# [REQUIREMENT]
Nothing but a number should be given: how many lines of the records include "description"?

# [DATA FOR ANALYSIS]
=== Section Start ===

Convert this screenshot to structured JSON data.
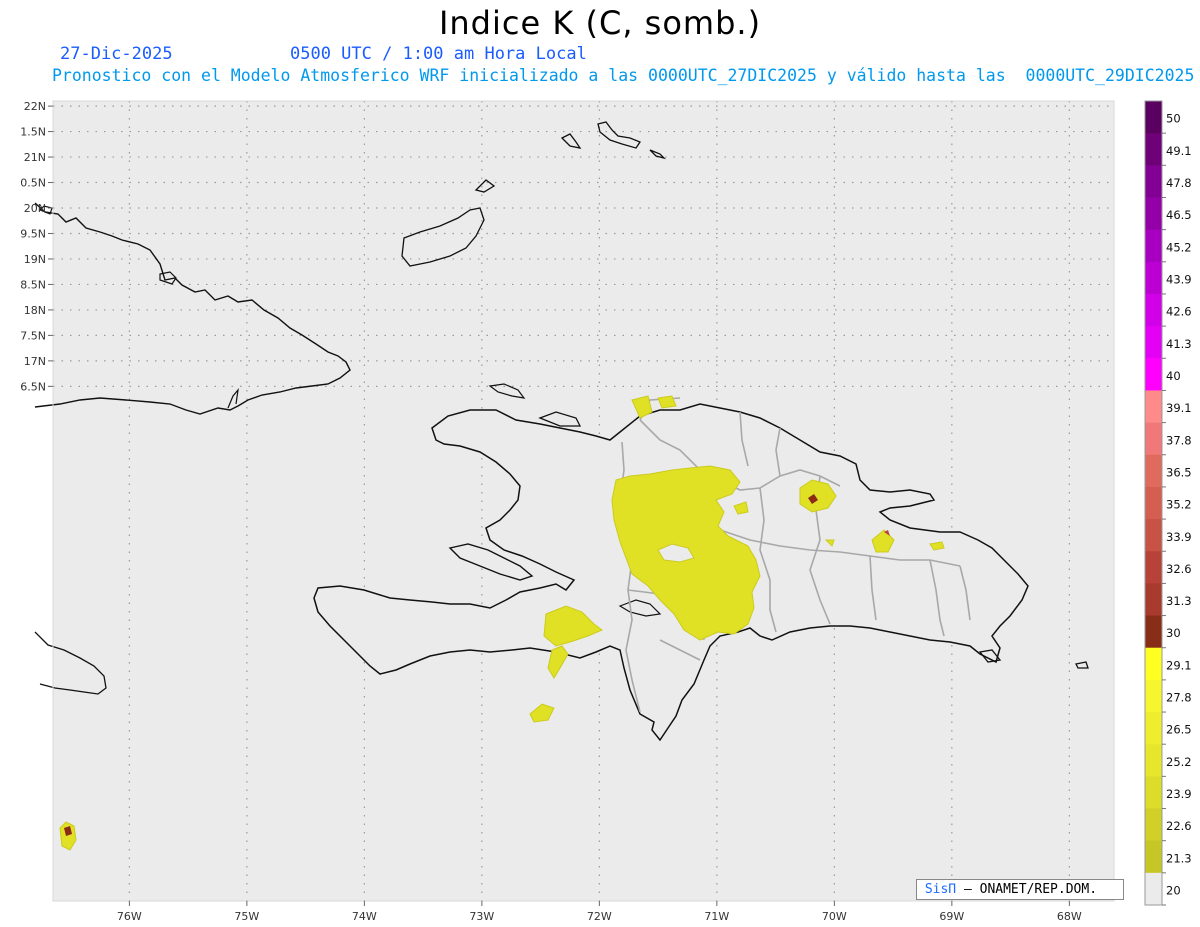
{
  "title": "Indice K (C, somb.)",
  "header": {
    "date": "27-Dic-2025",
    "time": "0500 UTC / 1:00 am Hora Local",
    "description": "Pronostico con el Modelo Atmosferico WRF inicializado a las 0000UTC_27DIC2025 y válido hasta las  0000UTC_29DIC2025"
  },
  "map": {
    "lon_range": [
      -76.65,
      -67.62
    ],
    "lat_range": [
      6.4,
      22.1
    ],
    "lon_ticks": [
      {
        "value": -76,
        "label": "76W"
      },
      {
        "value": -75,
        "label": "75W"
      },
      {
        "value": -74,
        "label": "74W"
      },
      {
        "value": -73,
        "label": "73W"
      },
      {
        "value": -72,
        "label": "72W"
      },
      {
        "value": -71,
        "label": "71W"
      },
      {
        "value": -70,
        "label": "70W"
      },
      {
        "value": -69,
        "label": "69W"
      },
      {
        "value": -68,
        "label": "68W"
      }
    ],
    "lat_ticks": [
      {
        "value": 22,
        "label": "22N"
      },
      {
        "value": 21.5,
        "label": "1.5N"
      },
      {
        "value": 21,
        "label": "21N"
      },
      {
        "value": 20.5,
        "label": "0.5N"
      },
      {
        "value": 20,
        "label": "20N"
      },
      {
        "value": 19.5,
        "label": "9.5N"
      },
      {
        "value": 19,
        "label": "19N"
      },
      {
        "value": 18.5,
        "label": "8.5N"
      },
      {
        "value": 18,
        "label": "18N"
      },
      {
        "value": 17.5,
        "label": "7.5N"
      },
      {
        "value": 17,
        "label": "17N"
      },
      {
        "value": 16.5,
        "label": "6.5N"
      }
    ],
    "background_color": "#ebebeb",
    "grid": "dotted"
  },
  "colorbar": {
    "levels": [
      "50",
      "49.1",
      "47.8",
      "46.5",
      "45.2",
      "43.9",
      "42.6",
      "41.3",
      "40",
      "39.1",
      "37.8",
      "36.5",
      "35.2",
      "33.9",
      "32.6",
      "31.3",
      "30",
      "29.1",
      "27.8",
      "26.5",
      "25.2",
      "23.9",
      "22.6",
      "21.3",
      "20"
    ],
    "colors": [
      "#5a0060",
      "#6e0078",
      "#820094",
      "#9400a8",
      "#a800c0",
      "#bc00d4",
      "#d200e8",
      "#e400f6",
      "#ff00ff",
      "#ff8a8a",
      "#f07878",
      "#e06a5e",
      "#d45e50",
      "#c85246",
      "#b8423a",
      "#a83a2e",
      "#882e18",
      "#ffff22",
      "#f6f62e",
      "#eeee2e",
      "#e6e62c",
      "#dcdc2a",
      "#d0d028",
      "#c6c626",
      "#ebebeb"
    ]
  },
  "credit": {
    "brand": "SisΠ",
    "text": " – ONAMET/REP.DOM."
  }
}
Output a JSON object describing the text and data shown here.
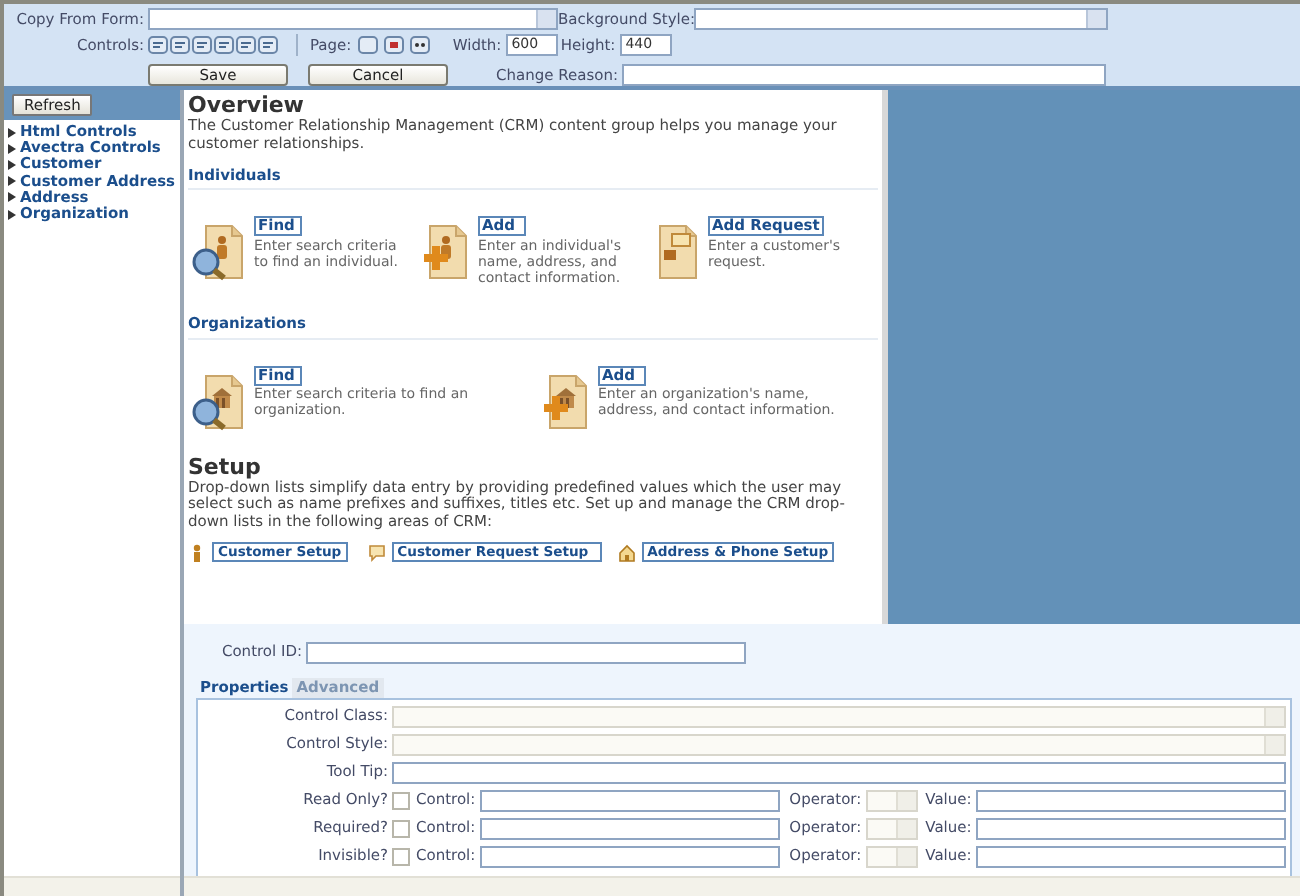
{
  "toolbar": {
    "copy_from_form": {
      "label": "Copy From Form:"
    },
    "background_style": {
      "label": "Background Style:"
    },
    "controls": {
      "label": "Controls:"
    },
    "page": {
      "label": "Page:"
    },
    "width": {
      "label": "Width:",
      "value": "600"
    },
    "height": {
      "label": "Height:",
      "value": "440"
    },
    "buttons": [
      "Save",
      "Cancel"
    ],
    "change_reason": {
      "label": "Change Reason:"
    }
  },
  "sidebar": {
    "refresh": "Refresh",
    "items": [
      "Html Controls",
      "Avectra Controls",
      "Customer",
      "Customer Address",
      "Address",
      "Organization"
    ]
  },
  "canvas": {
    "title": "Overview",
    "intro": "The Customer Relationship Management (CRM) content group helps you manage your customer relationships.",
    "sections": [
      {
        "heading": "Individuals",
        "actions": [
          {
            "kind": "find",
            "link": "Find",
            "description": "Enter search criteria to find an individual."
          },
          {
            "kind": "add",
            "link": "Add",
            "description": "Enter an individual's name, address, and contact information."
          },
          {
            "kind": "request",
            "link": "Add Request",
            "description": "Enter a customer's request."
          }
        ]
      },
      {
        "heading": "Organizations",
        "actions": [
          {
            "kind": "find",
            "link": "Find",
            "description": "Enter search criteria to find an organization."
          },
          {
            "kind": "add",
            "link": "Add",
            "description": "Enter an organization's name, address, and contact information."
          }
        ]
      }
    ],
    "setup": {
      "title": "Setup",
      "text": "Drop-down lists simplify data entry by providing predefined values which the user may select such as name prefixes and suffixes, titles etc. Set up and manage the CRM drop-down lists in the following areas of CRM:",
      "links": [
        {
          "kind": "customer",
          "label": "Customer Setup"
        },
        {
          "kind": "request",
          "label": "Customer Request Setup"
        },
        {
          "kind": "address",
          "label": "Address & Phone Setup"
        }
      ]
    }
  },
  "properties": {
    "control_id": {
      "label": "Control ID:"
    },
    "tabs": [
      {
        "label": "Properties",
        "selected": true
      },
      {
        "label": "Advanced",
        "selected": false
      }
    ],
    "rows": [
      {
        "kind": "select",
        "label": "Control Class:"
      },
      {
        "kind": "select",
        "label": "Control Style:"
      },
      {
        "kind": "text",
        "label": "Tool Tip:"
      },
      {
        "kind": "condition",
        "label": "Read Only?",
        "checked": false,
        "control": "Control:",
        "operator": "Operator:",
        "value": "Value:"
      },
      {
        "kind": "condition",
        "label": "Required?",
        "checked": false,
        "control": "Control:",
        "operator": "Operator:",
        "value": "Value:"
      },
      {
        "kind": "condition",
        "label": "Invisible?",
        "checked": false,
        "control": "Control:",
        "operator": "Operator:",
        "value": "Value:"
      }
    ]
  }
}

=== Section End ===

# [SOLUTION TO THIS PROBLEM]
6